▶ ASSIGNMENT
Search the data below for the string "glyph". Extract every line that contains it.

▶ DATA SHOWN
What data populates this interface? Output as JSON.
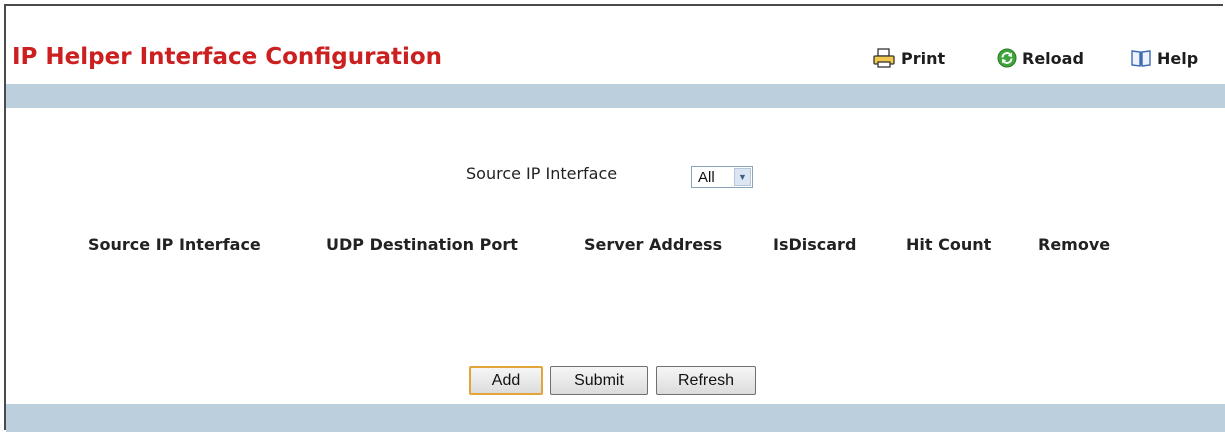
{
  "page": {
    "title": "IP Helper Interface Configuration"
  },
  "toolbar": {
    "print": "Print",
    "reload": "Reload",
    "help": "Help"
  },
  "filter": {
    "label": "Source IP Interface",
    "selected": "All"
  },
  "table": {
    "headers": [
      "Source IP Interface",
      "UDP Destination Port",
      "Server Address",
      "IsDiscard",
      "Hit Count",
      "Remove"
    ],
    "rows": []
  },
  "buttons": {
    "add": "Add",
    "submit": "Submit",
    "refresh": "Refresh"
  },
  "colors": {
    "title": "#cc1f1f",
    "band": "#bccfdc",
    "default_button_border": "#e3a53a"
  },
  "icons": {
    "print": "printer-icon",
    "reload": "reload-icon",
    "help": "help-book-icon"
  }
}
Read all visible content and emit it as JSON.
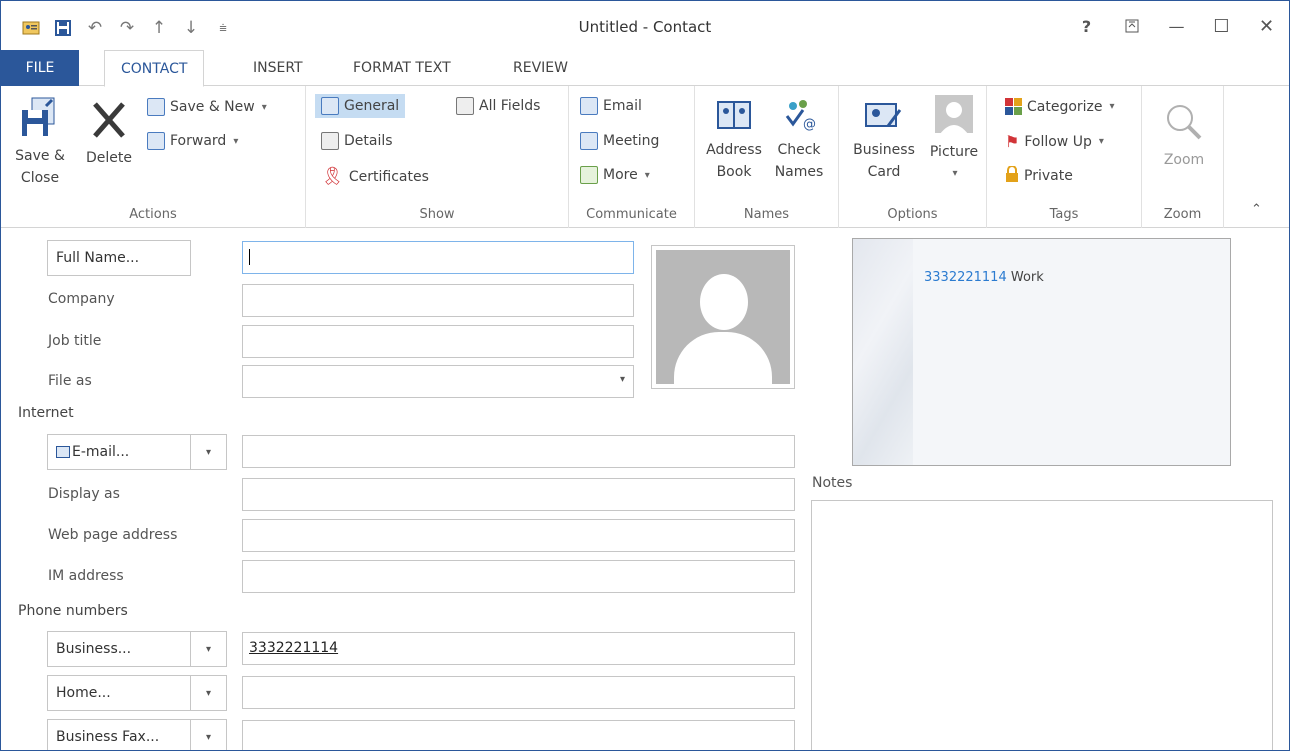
{
  "window": {
    "title": "Untitled - Contact"
  },
  "qat": {
    "icons": [
      "contact-icon",
      "save-icon",
      "undo-icon",
      "redo-icon",
      "up-arrow-icon",
      "down-arrow-icon",
      "customize-icon"
    ]
  },
  "window_controls": {
    "help": "?",
    "ribbon_display": "⊼",
    "minimize": "—",
    "maximize": "☐",
    "close": "✕"
  },
  "tabs": [
    {
      "label": "FILE"
    },
    {
      "label": "CONTACT"
    },
    {
      "label": "INSERT"
    },
    {
      "label": "FORMAT TEXT"
    },
    {
      "label": "REVIEW"
    }
  ],
  "ribbon": {
    "actions": {
      "label": "Actions",
      "save_close": "Save &",
      "save_close_2": "Close",
      "delete": "Delete",
      "save_new": "Save & New",
      "forward": "Forward"
    },
    "show": {
      "label": "Show",
      "general": "General",
      "all_fields": "All Fields",
      "details": "Details",
      "certificates": "Certificates"
    },
    "communicate": {
      "label": "Communicate",
      "email": "Email",
      "meeting": "Meeting",
      "more": "More"
    },
    "names": {
      "label": "Names",
      "address_book_1": "Address",
      "address_book_2": "Book",
      "check_names_1": "Check",
      "check_names_2": "Names"
    },
    "options": {
      "label": "Options",
      "business_card_1": "Business",
      "business_card_2": "Card",
      "picture": "Picture"
    },
    "tags": {
      "label": "Tags",
      "categorize": "Categorize",
      "follow_up": "Follow Up",
      "private": "Private"
    },
    "zoom": {
      "label": "Zoom",
      "zoom": "Zoom"
    }
  },
  "form": {
    "full_name_button": "Full Name...",
    "full_name_value": "",
    "company_label": "Company",
    "job_title_label": "Job title",
    "file_as_label": "File as",
    "internet_section": "Internet",
    "email_button": "E-mail...",
    "display_as_label": "Display as",
    "web_page_label": "Web page address",
    "im_address_label": "IM address",
    "phone_section": "Phone numbers",
    "business_button": "Business...",
    "business_value": "3332221114",
    "home_button": "Home...",
    "business_fax_button": "Business Fax..."
  },
  "business_card": {
    "phone": "3332221114",
    "phone_type": "Work"
  },
  "notes": {
    "label": "Notes"
  },
  "colors": {
    "accent": "#2b579a",
    "link": "#2b7bd0"
  }
}
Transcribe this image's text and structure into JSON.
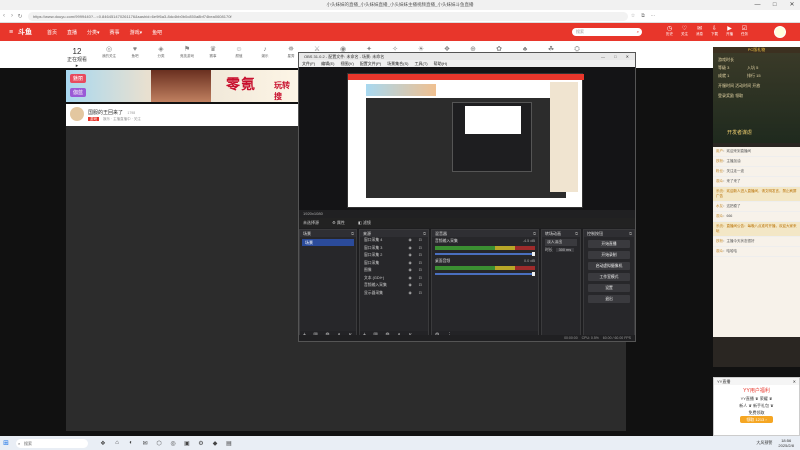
{
  "window": {
    "title": "小头妹妹的直播_小头妹妹直播_小头妹妹主播视频直播_小头妹妹斗鱼直播",
    "controls": [
      "—",
      "□",
      "✕"
    ]
  },
  "browser": {
    "url": "https://www.douyu.com/9999440?...=0.846451470261176&sashid=6e9f6a3-8dc4bb0b0c850a8bf74bea0608170f",
    "nav_back": "‹",
    "nav_forward": "›",
    "nav_reload": "↻",
    "tools": [
      "☆",
      "⧉",
      "⋯"
    ]
  },
  "header": {
    "logo": "斗鱼",
    "nav": [
      "首页",
      "直播",
      "分类▾",
      "赛事",
      "游戏▾",
      "鱼吧"
    ],
    "search_placeholder": "搜索",
    "icons": [
      {
        "name": "history-icon",
        "glyph": "◷",
        "label": "历史"
      },
      {
        "name": "follow-icon",
        "glyph": "♡",
        "label": "关注"
      },
      {
        "name": "message-icon",
        "glyph": "✉",
        "label": "消息"
      },
      {
        "name": "download-icon",
        "glyph": "⇩",
        "label": "下载"
      },
      {
        "name": "live-start-icon",
        "glyph": "▶",
        "label": "开播"
      },
      {
        "name": "task-icon",
        "glyph": "☑",
        "label": "任务"
      }
    ]
  },
  "categories": {
    "follow_count": "12",
    "follow_label": "正在观看 ▸",
    "items": [
      {
        "icon": "◎",
        "label": "我的关注"
      },
      {
        "icon": "♥",
        "label": "鱼吧"
      },
      {
        "icon": "◈",
        "label": "分类"
      },
      {
        "icon": "⚑",
        "label": "竞技游戏"
      },
      {
        "icon": "♛",
        "label": "赛事"
      },
      {
        "icon": "☺",
        "label": "颜值"
      },
      {
        "icon": "♪",
        "label": "娱乐"
      },
      {
        "icon": "⛯",
        "label": "星秀"
      },
      {
        "icon": "⚔",
        "label": "网游竞技"
      },
      {
        "icon": "◉",
        "label": "手游"
      },
      {
        "icon": "✦",
        "label": "户外"
      },
      {
        "icon": "✧",
        "label": "科技"
      },
      {
        "icon": "☀",
        "label": "二次元"
      },
      {
        "icon": "❖",
        "label": "体育"
      },
      {
        "icon": "⊕",
        "label": "派对"
      },
      {
        "icon": "✿",
        "label": "鱼乐"
      },
      {
        "icon": "♣",
        "label": "棋牌"
      },
      {
        "icon": "☘",
        "label": "综合"
      },
      {
        "icon": "⛭",
        "label": "更多"
      }
    ]
  },
  "banner": {
    "title": "零氪",
    "subtitle": "玩转 搜",
    "badge_top": "魅丽",
    "badge_bottom": "伽蓝"
  },
  "streamer": {
    "name": "国服的王回来了",
    "level": "1798",
    "tag": "游戏",
    "sub": "娱乐 · 主播直播中 · 关注"
  },
  "right_panel": {
    "top": "PC版礼物",
    "game_lines": [
      "游戏时长",
      "等级 3",
      "入坑 5",
      "成就 1",
      "排行 15",
      "开服时间 活动时间 开放",
      "登录奖励 领取"
    ],
    "game_caption": "开发者谋虐",
    "chat": [
      {
        "user": "用户",
        "text": "欢迎来到直播间"
      },
      {
        "user": "铁粉",
        "text": "主播加油"
      },
      {
        "user": "粉丝",
        "text": "关注走一波"
      },
      {
        "user": "观众",
        "text": "来了来了"
      },
      {
        "user": "系统",
        "text": "欢迎新人进入直播间，请文明发言，禁止刷屏广告"
      },
      {
        "user": "水友",
        "text": "这把稳了"
      },
      {
        "user": "观众",
        "text": "666"
      },
      {
        "user": "系统",
        "text": "直播间公告：每晚八点准时开播，欢迎大家来玩"
      },
      {
        "user": "铁粉",
        "text": "主播今天状态很好"
      },
      {
        "user": "观众",
        "text": "哈哈哈"
      }
    ]
  },
  "yy_panel": {
    "title": "YY直播",
    "close": "✕",
    "headline": "YY用户福利",
    "line1": "YY直播 ♛ 荣耀 ♛",
    "line2": "新人 ♛ 新手礼包 ♛",
    "line3": "免费领取",
    "button": "领取 1213 ›"
  },
  "obs": {
    "title": "OBS 31.0.2 - 配置文件: 未命名 - 场景: 未命名",
    "window_controls": "— □ ✕",
    "menu": [
      "文件(F)",
      "编辑(E)",
      "视图(V)",
      "配置文件(P)",
      "场景集合(S)",
      "工具(T)",
      "帮助(H)"
    ],
    "preview_label": "未选择源",
    "properties_btn": "⚙ 属性",
    "filters_btn": "◧ 滤镜",
    "scenes_title": "场景",
    "scene_selected": "场景",
    "sources_title": "来源",
    "sources": [
      "窗口采集 4",
      "窗口采集 3",
      "窗口采集 2",
      "窗口采集",
      "图像",
      "文本 (GDI+)",
      "音频输入采集",
      "显示器采集"
    ],
    "mixer_title": "混音器",
    "mixer_channels": [
      {
        "name": "音频输入采集",
        "db": "-4.5 dB"
      },
      {
        "name": "桌面音频",
        "db": "0.0 dB"
      }
    ],
    "transitions_title": "转场动画",
    "transition_type": "淡入淡出",
    "duration_label": "时长",
    "duration_value": "300 ms",
    "controls_title": "控制按钮",
    "controls": [
      "开始直播",
      "开始录制",
      "启动虚拟摄像机",
      "工作室模式",
      "设置",
      "退出"
    ],
    "status_cpu": "CPU: 0.5%",
    "status_fps": "60.00 / 60.00 FPS",
    "status_time": "00:00:00",
    "scene_foot": "+ ▥ ⚙ ∧ ∨",
    "source_foot": "+ ▥ ⚙ ∧ ∨",
    "mixer_foot": "⚙ ⋮"
  },
  "taskbar": {
    "search": "搜索",
    "apps": [
      "❖",
      "⌂",
      "◐",
      "✉",
      "⬡",
      "◎",
      "▣",
      "⚙",
      "◆",
      "▤"
    ],
    "tray_text": "大风预警",
    "time": "18:56",
    "date": "2025/2/8"
  }
}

▶ RESPONSE TO THE TASK
        "glyph": "◷",
        "glyph": "♡",
        "glyph": "✉",
        "glyph": "⇩",
        "glyph": "▶",
        "glyph": "☑",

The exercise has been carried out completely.